[Task brief] Check every line of the data below for the string "upload", and copy the ones that hold it.

Stored items
>>

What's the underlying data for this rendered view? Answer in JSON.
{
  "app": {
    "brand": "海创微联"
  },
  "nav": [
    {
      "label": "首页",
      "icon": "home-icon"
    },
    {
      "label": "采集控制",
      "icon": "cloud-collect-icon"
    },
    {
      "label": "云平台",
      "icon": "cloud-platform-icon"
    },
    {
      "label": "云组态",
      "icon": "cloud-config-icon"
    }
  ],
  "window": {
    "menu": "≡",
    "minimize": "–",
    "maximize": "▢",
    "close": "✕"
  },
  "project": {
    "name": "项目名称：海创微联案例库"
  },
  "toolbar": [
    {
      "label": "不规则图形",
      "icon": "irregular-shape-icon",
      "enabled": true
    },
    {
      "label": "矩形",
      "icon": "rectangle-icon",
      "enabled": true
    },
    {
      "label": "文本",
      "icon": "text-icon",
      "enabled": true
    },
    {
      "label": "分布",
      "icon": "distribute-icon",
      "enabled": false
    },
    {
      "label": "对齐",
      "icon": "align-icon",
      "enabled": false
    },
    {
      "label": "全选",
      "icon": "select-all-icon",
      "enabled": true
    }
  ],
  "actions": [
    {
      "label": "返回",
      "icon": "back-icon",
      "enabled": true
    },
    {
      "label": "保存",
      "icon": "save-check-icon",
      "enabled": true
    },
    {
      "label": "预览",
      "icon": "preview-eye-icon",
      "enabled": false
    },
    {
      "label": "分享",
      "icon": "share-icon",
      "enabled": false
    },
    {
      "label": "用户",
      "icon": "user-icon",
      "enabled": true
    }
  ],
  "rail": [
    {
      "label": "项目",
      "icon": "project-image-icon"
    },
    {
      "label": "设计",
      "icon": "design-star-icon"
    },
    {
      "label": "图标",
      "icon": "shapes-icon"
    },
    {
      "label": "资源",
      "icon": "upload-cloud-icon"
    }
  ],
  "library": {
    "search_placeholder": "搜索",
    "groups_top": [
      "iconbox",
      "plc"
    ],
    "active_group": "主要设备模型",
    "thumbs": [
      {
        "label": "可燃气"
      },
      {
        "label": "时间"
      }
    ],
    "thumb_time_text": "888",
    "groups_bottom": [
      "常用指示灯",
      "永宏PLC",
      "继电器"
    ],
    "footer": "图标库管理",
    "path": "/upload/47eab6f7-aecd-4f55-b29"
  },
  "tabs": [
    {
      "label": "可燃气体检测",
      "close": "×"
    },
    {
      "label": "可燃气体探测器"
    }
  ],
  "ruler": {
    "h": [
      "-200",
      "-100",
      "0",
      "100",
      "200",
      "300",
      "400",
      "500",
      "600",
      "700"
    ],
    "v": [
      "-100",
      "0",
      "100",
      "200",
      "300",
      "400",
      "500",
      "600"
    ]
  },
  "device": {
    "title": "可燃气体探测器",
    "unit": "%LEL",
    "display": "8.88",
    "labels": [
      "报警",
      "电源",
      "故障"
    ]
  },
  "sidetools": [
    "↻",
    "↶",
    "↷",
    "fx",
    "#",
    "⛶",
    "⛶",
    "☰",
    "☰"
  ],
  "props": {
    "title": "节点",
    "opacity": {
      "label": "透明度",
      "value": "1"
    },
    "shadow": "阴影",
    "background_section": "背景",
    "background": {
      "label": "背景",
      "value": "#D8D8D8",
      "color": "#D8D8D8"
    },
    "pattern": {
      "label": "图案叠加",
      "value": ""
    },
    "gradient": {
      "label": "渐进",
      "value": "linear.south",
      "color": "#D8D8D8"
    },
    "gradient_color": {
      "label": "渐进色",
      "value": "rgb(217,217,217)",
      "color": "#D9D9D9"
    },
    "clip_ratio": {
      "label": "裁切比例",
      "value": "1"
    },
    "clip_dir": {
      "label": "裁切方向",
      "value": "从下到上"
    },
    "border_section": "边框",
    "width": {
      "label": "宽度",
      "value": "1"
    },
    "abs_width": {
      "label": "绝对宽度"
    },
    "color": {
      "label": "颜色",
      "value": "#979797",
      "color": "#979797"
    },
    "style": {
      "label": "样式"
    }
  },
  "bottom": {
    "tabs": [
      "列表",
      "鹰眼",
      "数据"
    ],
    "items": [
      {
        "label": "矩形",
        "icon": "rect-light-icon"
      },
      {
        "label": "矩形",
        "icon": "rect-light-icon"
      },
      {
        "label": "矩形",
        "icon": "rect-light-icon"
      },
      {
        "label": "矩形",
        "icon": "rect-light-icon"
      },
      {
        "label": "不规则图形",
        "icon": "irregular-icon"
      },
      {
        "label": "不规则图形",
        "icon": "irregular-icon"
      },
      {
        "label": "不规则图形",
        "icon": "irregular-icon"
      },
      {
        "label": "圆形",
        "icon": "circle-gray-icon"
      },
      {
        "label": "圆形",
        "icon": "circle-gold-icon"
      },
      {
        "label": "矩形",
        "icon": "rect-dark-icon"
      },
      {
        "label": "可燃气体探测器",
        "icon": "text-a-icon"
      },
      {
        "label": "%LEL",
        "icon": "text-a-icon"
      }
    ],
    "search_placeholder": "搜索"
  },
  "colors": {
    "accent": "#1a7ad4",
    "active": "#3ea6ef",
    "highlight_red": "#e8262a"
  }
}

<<

[Your solution]
      "icon": "upload-cloud-icon"
    "path": "/upload/47eab6f7-aecd-4f55-b29"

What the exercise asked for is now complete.